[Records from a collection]

──────

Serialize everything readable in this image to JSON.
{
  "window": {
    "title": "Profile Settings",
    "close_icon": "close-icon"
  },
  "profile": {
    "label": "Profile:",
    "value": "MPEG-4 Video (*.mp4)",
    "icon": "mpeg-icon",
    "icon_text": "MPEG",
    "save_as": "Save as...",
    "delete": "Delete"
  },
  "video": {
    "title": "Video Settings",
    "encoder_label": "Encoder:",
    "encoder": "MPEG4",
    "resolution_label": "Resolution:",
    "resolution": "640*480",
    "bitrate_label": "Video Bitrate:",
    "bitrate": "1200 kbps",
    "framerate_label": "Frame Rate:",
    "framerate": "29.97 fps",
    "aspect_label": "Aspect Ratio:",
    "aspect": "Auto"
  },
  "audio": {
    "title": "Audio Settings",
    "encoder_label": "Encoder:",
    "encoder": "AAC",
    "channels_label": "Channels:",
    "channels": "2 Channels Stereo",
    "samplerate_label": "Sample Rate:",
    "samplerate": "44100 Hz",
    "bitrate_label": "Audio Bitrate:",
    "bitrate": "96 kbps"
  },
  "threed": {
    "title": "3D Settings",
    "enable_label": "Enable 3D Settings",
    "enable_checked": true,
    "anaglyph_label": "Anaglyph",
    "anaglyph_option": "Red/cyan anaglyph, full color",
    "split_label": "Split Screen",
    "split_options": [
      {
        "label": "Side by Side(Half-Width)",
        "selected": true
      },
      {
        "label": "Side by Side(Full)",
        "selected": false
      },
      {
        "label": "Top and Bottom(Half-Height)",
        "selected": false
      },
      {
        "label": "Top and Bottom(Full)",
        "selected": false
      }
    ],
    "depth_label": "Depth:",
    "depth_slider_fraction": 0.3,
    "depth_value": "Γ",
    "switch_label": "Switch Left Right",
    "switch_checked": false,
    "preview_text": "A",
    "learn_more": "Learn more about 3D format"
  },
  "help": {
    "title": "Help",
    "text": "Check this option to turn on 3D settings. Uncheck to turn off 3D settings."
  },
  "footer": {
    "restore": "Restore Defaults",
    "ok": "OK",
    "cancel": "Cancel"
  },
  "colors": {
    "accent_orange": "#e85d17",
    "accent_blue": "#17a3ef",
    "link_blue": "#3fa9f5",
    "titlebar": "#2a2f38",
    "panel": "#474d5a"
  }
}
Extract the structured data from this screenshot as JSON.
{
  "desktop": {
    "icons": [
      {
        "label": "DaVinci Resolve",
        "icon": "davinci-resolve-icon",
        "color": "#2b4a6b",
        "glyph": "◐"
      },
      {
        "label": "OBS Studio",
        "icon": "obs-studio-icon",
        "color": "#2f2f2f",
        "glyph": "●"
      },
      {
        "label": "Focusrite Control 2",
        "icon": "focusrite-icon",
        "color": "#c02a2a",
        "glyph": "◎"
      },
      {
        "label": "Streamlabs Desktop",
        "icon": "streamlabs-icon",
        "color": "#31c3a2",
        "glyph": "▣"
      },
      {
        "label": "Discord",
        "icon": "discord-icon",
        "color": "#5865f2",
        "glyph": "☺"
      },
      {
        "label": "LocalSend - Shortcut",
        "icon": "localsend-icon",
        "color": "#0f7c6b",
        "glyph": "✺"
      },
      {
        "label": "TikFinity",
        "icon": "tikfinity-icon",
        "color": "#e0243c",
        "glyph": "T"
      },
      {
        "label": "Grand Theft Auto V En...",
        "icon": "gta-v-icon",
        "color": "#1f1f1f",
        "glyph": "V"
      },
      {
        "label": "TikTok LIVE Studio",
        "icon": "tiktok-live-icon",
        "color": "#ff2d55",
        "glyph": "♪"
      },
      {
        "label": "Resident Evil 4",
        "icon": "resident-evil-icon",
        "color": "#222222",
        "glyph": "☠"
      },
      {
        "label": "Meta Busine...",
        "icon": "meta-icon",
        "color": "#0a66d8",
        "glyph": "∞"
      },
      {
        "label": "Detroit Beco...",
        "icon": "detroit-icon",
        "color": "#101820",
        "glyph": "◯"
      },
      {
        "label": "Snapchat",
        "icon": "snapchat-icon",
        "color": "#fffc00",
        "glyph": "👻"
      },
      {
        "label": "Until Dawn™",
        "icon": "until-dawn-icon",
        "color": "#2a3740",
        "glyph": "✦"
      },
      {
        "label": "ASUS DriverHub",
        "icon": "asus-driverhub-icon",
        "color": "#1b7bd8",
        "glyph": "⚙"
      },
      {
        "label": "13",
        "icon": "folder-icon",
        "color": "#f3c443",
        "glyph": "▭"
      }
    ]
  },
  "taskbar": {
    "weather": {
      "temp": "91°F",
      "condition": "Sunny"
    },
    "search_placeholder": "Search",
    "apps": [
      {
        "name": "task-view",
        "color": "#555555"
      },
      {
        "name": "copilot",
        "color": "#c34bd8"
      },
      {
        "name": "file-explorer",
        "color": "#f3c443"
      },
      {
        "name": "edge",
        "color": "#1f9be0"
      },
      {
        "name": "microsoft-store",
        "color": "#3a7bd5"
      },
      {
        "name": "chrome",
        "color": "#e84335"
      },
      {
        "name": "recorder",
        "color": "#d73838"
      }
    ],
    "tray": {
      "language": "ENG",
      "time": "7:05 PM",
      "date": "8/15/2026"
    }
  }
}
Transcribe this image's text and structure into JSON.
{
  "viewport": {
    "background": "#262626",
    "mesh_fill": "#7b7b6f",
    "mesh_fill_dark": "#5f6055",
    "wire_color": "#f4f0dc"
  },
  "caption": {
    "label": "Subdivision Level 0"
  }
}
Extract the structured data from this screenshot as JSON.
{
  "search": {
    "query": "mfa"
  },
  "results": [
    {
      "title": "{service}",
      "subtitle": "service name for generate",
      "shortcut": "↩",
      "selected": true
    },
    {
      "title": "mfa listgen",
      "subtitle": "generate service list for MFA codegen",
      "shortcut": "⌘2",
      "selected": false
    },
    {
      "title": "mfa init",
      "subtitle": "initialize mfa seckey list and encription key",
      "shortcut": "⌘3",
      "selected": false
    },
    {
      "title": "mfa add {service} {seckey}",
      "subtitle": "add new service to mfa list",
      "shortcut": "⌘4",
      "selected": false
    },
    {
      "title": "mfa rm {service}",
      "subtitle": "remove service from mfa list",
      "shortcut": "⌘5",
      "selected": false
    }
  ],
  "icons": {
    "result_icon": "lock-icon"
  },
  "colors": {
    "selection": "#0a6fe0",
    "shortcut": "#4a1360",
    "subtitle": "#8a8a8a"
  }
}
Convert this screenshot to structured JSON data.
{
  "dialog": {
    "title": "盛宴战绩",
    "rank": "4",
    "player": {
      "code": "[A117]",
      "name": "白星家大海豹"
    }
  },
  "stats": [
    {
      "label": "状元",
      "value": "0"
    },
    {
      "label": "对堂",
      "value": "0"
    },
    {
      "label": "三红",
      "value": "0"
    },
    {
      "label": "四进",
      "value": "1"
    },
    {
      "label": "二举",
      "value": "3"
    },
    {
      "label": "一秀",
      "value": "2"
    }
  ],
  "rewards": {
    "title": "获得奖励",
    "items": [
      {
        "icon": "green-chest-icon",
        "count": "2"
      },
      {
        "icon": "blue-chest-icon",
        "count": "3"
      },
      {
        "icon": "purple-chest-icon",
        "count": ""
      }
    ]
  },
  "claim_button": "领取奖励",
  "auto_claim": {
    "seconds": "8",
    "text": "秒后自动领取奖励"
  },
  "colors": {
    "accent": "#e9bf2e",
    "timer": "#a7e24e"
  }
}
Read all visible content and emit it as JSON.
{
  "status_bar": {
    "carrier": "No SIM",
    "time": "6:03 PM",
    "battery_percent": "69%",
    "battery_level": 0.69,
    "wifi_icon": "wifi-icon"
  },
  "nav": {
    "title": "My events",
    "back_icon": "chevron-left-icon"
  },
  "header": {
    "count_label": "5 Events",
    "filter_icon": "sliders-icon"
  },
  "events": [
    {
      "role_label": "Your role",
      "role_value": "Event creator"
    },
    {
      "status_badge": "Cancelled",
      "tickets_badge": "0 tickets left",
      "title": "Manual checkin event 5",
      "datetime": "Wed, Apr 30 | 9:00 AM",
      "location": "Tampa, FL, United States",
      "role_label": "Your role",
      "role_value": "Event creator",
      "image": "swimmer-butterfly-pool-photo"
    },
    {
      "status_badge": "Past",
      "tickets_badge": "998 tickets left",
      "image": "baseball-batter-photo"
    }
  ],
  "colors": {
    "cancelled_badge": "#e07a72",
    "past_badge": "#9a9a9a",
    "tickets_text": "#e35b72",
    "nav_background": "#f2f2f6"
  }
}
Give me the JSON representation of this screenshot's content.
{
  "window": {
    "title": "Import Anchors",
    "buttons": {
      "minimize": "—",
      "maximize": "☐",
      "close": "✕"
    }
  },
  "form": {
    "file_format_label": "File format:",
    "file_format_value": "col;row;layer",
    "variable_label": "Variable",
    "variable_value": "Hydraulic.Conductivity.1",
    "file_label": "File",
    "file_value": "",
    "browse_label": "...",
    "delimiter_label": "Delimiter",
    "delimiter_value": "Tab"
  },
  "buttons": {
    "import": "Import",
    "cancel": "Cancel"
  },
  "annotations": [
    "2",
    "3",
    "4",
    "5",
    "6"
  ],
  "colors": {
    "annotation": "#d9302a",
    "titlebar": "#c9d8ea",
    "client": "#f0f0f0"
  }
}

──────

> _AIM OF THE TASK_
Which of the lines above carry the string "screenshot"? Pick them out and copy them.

> _COMPLETED TASK_
Extract the structured data from this screenshot as JSON.
Extract the structured data from this screenshot as JSON.
Convert this screenshot to structured JSON data.
Give me the JSON representation of this screenshot's content.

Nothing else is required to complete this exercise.